By Michael Quinniey and Brian Trzeciak

Public education is under attack and our children are suffering. In recent years, Buffalo schools have lost 140 teaching positions and made cuts to after-school programs. Statewide, class sizes have spiked, summer school has been cut back and arts, music, college-level courses, libraries and tutoring have all faced cuts.

The funding is particularly urgent given the fact that in Buffalo, parents and the school district are collaborating to improve school climate and stop excessive suspensions. Buffalo’s students simply cannot afford more cuts, but that is what will happen unless the Legislature adds more school aid to the governor’s proposed budget.

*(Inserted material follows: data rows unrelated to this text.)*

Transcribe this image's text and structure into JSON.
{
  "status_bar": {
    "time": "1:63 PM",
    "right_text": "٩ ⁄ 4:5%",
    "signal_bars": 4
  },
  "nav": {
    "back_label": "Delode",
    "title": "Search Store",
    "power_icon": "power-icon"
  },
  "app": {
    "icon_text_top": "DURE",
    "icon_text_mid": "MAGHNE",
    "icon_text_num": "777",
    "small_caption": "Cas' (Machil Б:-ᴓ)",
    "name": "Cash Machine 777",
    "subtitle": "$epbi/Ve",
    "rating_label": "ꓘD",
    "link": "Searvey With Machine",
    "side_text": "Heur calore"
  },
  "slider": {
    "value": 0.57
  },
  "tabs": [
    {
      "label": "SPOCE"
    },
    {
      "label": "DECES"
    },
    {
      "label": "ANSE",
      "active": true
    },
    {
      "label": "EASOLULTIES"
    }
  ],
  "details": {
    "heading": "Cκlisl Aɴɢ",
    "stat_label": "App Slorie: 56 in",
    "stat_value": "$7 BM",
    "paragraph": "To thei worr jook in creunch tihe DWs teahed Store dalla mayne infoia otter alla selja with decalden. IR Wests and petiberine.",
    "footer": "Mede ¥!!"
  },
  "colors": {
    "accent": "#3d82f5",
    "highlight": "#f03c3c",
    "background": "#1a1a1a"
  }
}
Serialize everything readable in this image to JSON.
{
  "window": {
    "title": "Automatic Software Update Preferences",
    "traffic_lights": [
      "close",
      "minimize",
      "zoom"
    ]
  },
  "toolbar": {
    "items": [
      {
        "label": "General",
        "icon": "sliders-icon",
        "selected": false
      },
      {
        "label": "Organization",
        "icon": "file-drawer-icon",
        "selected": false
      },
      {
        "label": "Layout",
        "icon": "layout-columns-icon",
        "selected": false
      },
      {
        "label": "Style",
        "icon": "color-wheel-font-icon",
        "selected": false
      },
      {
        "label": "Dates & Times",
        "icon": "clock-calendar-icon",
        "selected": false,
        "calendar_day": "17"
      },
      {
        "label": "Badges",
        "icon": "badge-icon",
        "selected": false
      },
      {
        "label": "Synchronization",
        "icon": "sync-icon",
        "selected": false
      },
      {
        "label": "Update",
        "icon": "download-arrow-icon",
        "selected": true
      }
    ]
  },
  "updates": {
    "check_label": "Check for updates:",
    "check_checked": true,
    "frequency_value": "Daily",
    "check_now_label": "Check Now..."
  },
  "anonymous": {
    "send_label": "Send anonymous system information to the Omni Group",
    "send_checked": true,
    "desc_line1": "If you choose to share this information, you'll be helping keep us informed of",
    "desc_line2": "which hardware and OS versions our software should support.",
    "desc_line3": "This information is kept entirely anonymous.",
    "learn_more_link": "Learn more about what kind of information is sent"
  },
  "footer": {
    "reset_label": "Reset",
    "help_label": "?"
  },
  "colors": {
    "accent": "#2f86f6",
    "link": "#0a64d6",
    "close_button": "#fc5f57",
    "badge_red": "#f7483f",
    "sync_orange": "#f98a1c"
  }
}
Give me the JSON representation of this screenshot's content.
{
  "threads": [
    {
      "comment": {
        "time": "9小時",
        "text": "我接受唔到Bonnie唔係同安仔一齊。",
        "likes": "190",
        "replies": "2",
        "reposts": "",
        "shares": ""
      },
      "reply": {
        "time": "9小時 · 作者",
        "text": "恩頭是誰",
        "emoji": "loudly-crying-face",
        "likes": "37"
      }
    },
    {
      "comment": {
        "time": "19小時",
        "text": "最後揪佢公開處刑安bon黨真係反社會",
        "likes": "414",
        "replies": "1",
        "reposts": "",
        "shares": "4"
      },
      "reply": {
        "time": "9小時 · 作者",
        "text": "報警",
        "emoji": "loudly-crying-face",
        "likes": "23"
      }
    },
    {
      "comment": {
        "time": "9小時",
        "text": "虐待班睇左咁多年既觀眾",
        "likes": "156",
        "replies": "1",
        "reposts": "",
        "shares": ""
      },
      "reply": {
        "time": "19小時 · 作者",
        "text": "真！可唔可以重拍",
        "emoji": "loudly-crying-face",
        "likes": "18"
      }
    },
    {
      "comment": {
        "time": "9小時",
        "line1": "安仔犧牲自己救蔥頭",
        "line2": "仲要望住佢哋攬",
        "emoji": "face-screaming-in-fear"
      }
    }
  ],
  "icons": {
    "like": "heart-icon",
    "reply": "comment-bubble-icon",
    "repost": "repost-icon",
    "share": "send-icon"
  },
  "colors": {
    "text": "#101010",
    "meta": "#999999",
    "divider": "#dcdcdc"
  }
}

Gov. Andrew M. Cuomo has made reducing and limiting education spending one of his top priorities since entering office, but our schoolchildren are suffering the consequences. New York ranks No. 5 in the nation for having the biggest opportunity gap between rich and poor school districts.

A recent report by the Alliance for Quality Education documents that the rich school districts spend an average of $8,601 more per pupil than poor ones in New York. This gap has widened since Cuomo took office, and the policies of Albany are the source of the problem.

The wealthiest schools in the state have incredibly rich curriculums with college-level courses ranging from Chinese to civil engineering, intensive guidance counseling, numerous sports teams and dozens of performing arts electives. Money works well in providing high-quality educational opportunities in wealthy downstate suburbs. Why should Buffalo students deserve less?

That is why parents and students from Buffalo went to Albany last week. More than 1,000 New Yorkers paraded around the capitol to demand that the Legislature add $350 million to the budget to prevent more classroom cuts.

The vast majority of New Yorkers support more school funding and greater equity in opportunity, yet, Hannya Boulos, the director of Buffalo ReformEd, had a recent column in The Buffalo News attacking the Alliance for Quality Education’s report highlighting inequity. In the column, she opposed more funding for Buffalo schools. She labeled our fight a “tired call for more money.” It is disappointing that her organization is opposed to providing services and programs that our children need to be successful in life.

Fortunately, Buffalo’s legislators, including Assemblywoman Crystal Peoples-Stokes and Sen. Tim Kennedy, support adding $350 million in school aid. Parents should call the governor to ask him to invest more in our children’s future. We, the people of Buffalo, believe that our children deserve that.

Michael Quinniey is the parent of an East High School student. Brian Trzeciak is lead organizer of Citizen Action of New York and the Alliance for Quality Education.